Germany is making its return to the top tier of the under-20 tournament after winning Division I last year, and its main goal at the tournament is to avoid relegation.

“We kind of knew it was going to be a game like that,” said Rieder. “But you don’t play Canada every day so it was pretty special.”

Rieder plays for Spott in Kitchener, so he said being able to score against his coach on the world stage was special, even if he was on the losing end. Reider also said he had yet to speak to Rangers teammate and Canadian defenceman Ryan Murphy, though he already knew what he was going to say about the blowout.

“Well,” said the German forward with a smile. “I’ll just say he was lucky.”

It’s hard to imagine Canada relying on luck with the likes of Nugent-Hopkins, Sheifele and Huberdeau powering the top line.

When asked the last time he had played on a line with that much talent, Huberdeau, who won a Memorial Cup and three President’s Cup Trophies with the Saint John Sea Dogs, couldn’t come up with a comparison.

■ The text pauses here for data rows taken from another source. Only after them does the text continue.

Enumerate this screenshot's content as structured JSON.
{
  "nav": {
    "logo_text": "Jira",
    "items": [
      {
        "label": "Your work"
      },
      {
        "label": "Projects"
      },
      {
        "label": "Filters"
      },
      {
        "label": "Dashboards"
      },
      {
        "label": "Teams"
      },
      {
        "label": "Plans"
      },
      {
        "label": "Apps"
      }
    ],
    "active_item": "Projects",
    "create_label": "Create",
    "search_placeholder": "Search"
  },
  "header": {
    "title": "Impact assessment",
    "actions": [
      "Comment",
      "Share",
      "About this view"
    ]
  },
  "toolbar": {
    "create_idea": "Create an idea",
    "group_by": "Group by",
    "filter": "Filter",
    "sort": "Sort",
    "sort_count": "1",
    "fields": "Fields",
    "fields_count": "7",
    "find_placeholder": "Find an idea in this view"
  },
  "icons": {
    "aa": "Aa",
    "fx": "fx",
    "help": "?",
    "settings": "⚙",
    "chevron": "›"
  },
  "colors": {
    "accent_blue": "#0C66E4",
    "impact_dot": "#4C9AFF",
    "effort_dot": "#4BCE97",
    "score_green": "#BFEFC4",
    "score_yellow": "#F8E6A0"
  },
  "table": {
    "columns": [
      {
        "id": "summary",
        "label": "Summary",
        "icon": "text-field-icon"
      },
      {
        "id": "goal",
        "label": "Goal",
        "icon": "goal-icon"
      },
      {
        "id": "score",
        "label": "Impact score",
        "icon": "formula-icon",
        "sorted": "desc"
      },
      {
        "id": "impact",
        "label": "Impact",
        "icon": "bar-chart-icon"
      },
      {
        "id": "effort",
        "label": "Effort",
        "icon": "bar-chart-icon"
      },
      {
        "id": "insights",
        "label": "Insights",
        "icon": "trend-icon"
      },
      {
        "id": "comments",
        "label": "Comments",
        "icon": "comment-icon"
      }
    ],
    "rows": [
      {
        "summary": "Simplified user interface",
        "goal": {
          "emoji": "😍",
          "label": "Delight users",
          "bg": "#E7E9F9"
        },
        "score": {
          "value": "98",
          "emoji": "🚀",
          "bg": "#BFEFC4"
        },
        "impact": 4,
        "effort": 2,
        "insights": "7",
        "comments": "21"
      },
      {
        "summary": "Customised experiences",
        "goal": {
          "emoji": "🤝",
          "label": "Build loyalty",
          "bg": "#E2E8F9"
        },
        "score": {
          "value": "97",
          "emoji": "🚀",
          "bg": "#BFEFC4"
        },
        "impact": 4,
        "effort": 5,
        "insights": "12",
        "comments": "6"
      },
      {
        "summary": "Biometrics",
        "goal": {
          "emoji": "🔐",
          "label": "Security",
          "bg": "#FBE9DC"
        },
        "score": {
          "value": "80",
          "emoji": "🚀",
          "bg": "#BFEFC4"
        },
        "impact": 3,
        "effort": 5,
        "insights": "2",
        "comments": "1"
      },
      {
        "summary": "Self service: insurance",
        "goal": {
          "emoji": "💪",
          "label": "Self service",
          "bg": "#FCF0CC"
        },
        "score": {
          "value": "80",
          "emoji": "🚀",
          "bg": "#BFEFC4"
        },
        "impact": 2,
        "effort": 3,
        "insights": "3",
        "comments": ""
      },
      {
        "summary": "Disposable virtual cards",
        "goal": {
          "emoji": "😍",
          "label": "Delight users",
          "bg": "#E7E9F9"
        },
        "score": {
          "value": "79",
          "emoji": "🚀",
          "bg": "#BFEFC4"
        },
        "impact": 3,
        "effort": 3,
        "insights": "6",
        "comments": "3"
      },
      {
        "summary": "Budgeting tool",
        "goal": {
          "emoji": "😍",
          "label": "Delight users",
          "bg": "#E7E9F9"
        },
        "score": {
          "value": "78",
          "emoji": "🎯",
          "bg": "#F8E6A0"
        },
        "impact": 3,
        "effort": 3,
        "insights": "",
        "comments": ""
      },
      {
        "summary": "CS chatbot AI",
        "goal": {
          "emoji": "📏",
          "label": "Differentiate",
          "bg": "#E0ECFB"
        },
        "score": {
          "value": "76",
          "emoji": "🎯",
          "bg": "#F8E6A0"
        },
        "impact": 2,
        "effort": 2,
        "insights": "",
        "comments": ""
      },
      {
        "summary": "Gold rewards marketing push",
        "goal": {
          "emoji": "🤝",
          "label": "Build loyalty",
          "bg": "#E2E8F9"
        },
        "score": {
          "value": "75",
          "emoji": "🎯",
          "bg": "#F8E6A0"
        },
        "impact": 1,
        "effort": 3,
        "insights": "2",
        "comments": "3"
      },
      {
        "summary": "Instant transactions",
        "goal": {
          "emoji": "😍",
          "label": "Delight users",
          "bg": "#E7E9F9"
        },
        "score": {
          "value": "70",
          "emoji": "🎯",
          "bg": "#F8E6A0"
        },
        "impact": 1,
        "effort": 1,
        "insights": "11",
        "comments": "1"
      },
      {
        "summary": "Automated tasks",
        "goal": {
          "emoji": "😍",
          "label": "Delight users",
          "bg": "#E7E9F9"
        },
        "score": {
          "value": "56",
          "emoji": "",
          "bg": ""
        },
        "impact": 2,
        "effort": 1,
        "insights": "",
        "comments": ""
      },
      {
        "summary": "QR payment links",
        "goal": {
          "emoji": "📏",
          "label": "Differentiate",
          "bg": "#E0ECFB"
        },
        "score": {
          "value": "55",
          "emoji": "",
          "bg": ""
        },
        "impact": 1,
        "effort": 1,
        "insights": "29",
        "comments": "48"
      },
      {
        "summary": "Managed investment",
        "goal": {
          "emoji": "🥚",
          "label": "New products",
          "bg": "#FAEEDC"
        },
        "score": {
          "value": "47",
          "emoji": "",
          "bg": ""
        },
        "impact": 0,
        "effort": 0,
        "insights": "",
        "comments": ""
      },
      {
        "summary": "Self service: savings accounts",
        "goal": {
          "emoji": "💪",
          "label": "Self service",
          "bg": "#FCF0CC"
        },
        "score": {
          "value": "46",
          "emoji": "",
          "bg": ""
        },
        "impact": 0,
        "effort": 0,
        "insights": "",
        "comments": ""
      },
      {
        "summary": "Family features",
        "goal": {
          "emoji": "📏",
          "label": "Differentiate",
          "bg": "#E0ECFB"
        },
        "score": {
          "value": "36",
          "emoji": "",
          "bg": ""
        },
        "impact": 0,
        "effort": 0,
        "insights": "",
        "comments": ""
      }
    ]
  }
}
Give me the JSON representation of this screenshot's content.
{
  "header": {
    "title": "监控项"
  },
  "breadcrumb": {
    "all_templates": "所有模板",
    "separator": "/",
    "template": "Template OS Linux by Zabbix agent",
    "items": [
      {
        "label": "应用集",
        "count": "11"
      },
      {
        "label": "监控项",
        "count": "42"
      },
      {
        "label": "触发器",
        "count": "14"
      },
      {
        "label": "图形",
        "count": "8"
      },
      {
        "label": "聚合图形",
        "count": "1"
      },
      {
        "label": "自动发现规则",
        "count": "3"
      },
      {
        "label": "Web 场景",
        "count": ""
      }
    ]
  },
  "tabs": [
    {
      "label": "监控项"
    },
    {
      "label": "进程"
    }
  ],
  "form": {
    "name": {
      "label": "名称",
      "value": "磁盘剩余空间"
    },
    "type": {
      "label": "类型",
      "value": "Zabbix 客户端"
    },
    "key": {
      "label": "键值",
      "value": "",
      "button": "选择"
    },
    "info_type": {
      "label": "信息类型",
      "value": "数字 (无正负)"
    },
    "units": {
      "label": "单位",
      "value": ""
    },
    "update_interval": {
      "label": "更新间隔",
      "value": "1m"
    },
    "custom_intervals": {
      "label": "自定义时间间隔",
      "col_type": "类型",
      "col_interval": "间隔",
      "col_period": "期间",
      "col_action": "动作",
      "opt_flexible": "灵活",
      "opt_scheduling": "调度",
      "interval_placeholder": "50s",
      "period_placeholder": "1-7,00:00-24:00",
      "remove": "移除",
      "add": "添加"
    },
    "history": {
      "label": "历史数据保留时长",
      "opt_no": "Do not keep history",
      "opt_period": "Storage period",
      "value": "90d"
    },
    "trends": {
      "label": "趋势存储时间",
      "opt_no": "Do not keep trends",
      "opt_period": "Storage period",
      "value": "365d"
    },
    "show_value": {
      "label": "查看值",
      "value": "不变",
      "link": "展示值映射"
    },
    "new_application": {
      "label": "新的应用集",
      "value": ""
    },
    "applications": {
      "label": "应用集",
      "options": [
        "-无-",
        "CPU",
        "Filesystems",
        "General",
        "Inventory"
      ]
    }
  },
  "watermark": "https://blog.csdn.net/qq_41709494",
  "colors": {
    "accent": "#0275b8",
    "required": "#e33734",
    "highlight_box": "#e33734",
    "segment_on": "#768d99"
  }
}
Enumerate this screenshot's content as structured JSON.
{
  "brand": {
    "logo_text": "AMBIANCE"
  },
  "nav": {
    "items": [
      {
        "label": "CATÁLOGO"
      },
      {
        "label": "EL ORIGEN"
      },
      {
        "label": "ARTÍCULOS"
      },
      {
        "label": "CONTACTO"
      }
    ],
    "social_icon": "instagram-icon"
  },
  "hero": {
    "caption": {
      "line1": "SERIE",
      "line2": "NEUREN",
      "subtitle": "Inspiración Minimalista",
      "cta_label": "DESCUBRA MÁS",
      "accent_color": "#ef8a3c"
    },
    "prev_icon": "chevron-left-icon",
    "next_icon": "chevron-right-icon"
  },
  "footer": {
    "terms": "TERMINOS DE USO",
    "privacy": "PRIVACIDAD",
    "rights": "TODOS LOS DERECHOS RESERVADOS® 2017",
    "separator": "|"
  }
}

“I don’t know, it’s been a while,” said the No. 3 overall draft pick of the Florida Panthers in 2011. “But they’re not that great, I mean we give them a lot of credit – no I’m just kidding, no they’re good. They’re so easy to play with…we’ve got good chemistry, we’ve just got to keep going against Slovakia.”

Canada has an off day on Thursday and faces the Slovaks on Friday. Russia, hosting the tournament for the first time since 2001, opened the tournament against Slovakia a few hours after Canada had skated to victory. Even though the Canadians played Germany, there were still a handful of Russian reporters on hand. Their questions were exclusively about how Canada will fare against Russia on Dec. 31 and the prowess of Nail Yakupov.

There’s a buildup of not only Canada versus Russia, but the pitting of Edmonton’s No.1 picks – Nugent-Hopkins (2011) and Yakupov (2012) – against each other. But Nugent-Hopkins said he’s still finding his stride and that working each day with his linemates is helping.

“I think the first two (pre-tournament) games really helped me out,” said Nugent-Hopkins. “I think if I had jumped right into the tournament it would have been a big adjustment for me. The guys who I’m playing with, a lot of these guys will be in the NHL in a couple of years so that definitely makes things easier.”

Malcolm Subban got the start in net for Canada, despite a less than stellar showing in both the selection camp and the first pre-tournament game against Finland. But when tested early against Germany, Subban came through. Spott said going with the Belleville Bulls netminder was a tough decision to make, before adding that the 19-year-old Boston Bruins prospect would likely be the starter for the rest of the tournament, leaving Jordan Binnington as a backup, barring any unforeseen events.

“Our plan is to run with Malcolm against the Slovaks,” said Spott. “I told Jordan to be prepared and he will be.”

And while Canada might have figured out its goaltending and offence for the time being, the team still has to solve its defensive lapses and penchant for taking penalties – something that will have to be sorted out soon before they face tougher competition later in the week.

“Our game has to get better defensively and our specialty teams have to get better as well,” said Spott. “I think we were a bit soft in coverage and I think we have to get to guys quicker and end cycles. If you give European teams time to make plays they’re going to make plays.”